* MATERIAL SUPPLIED *
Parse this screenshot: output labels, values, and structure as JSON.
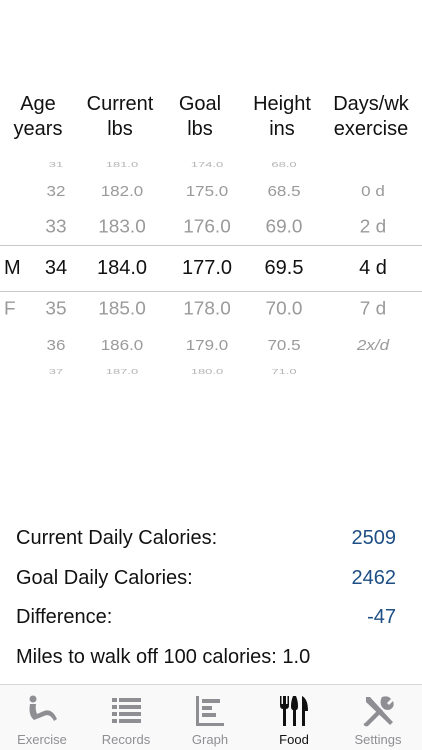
{
  "headers": {
    "age": [
      "Age",
      "years"
    ],
    "current": [
      "Current",
      "lbs"
    ],
    "goal": [
      "Goal",
      "lbs"
    ],
    "height": [
      "Height",
      "ins"
    ],
    "days": [
      "Days/wk",
      "exercise"
    ]
  },
  "picker_rows": [
    {
      "sex": "",
      "age": "31",
      "current": "181.0",
      "goal": "174.0",
      "height": "68.0",
      "days": ""
    },
    {
      "sex": "",
      "age": "32",
      "current": "182.0",
      "goal": "175.0",
      "height": "68.5",
      "days": "0 d"
    },
    {
      "sex": "",
      "age": "33",
      "current": "183.0",
      "goal": "176.0",
      "height": "69.0",
      "days": "2 d"
    },
    {
      "sex": "M",
      "age": "34",
      "current": "184.0",
      "goal": "177.0",
      "height": "69.5",
      "days": "4 d"
    },
    {
      "sex": "F",
      "age": "35",
      "current": "185.0",
      "goal": "178.0",
      "height": "70.0",
      "days": "7 d"
    },
    {
      "sex": "",
      "age": "36",
      "current": "186.0",
      "goal": "179.0",
      "height": "70.5",
      "days": "2x/d"
    },
    {
      "sex": "",
      "age": "37",
      "current": "187.0",
      "goal": "180.0",
      "height": "71.0",
      "days": ""
    }
  ],
  "summary": {
    "current_daily_label": "Current Daily Calories:",
    "current_daily_value": "2509",
    "goal_daily_label": "Goal Daily Calories:",
    "goal_daily_value": "2462",
    "difference_label": "Difference:",
    "difference_value": "-47",
    "miles_label": "Miles to walk off 100 calories: 1.0"
  },
  "tabs": [
    {
      "label": "Exercise",
      "icon": "exercise-icon"
    },
    {
      "label": "Records",
      "icon": "records-icon"
    },
    {
      "label": "Graph",
      "icon": "graph-icon"
    },
    {
      "label": "Food",
      "icon": "food-icon",
      "active": true
    },
    {
      "label": "Settings",
      "icon": "settings-icon"
    }
  ],
  "colors": {
    "value_blue": "#1d4f84",
    "tab_inactive": "#8e8e93",
    "selected_text": "#111111",
    "dim_text": "#9a9a9a"
  }
}
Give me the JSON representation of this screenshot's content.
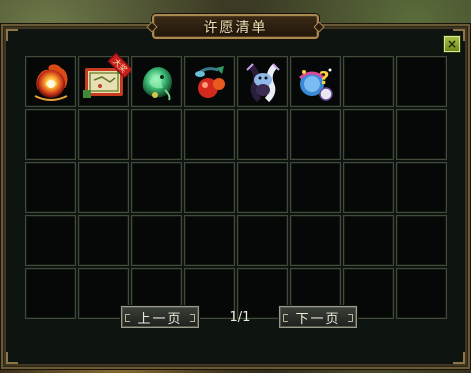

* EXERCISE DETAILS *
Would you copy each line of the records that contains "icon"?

* ANSWER TO THIS PROBLEM *
      "icon": "exercise-icon"
      "icon": "records-icon"
      "icon": "graph-icon"
      "icon": "food-icon",
      "icon": "settings-icon"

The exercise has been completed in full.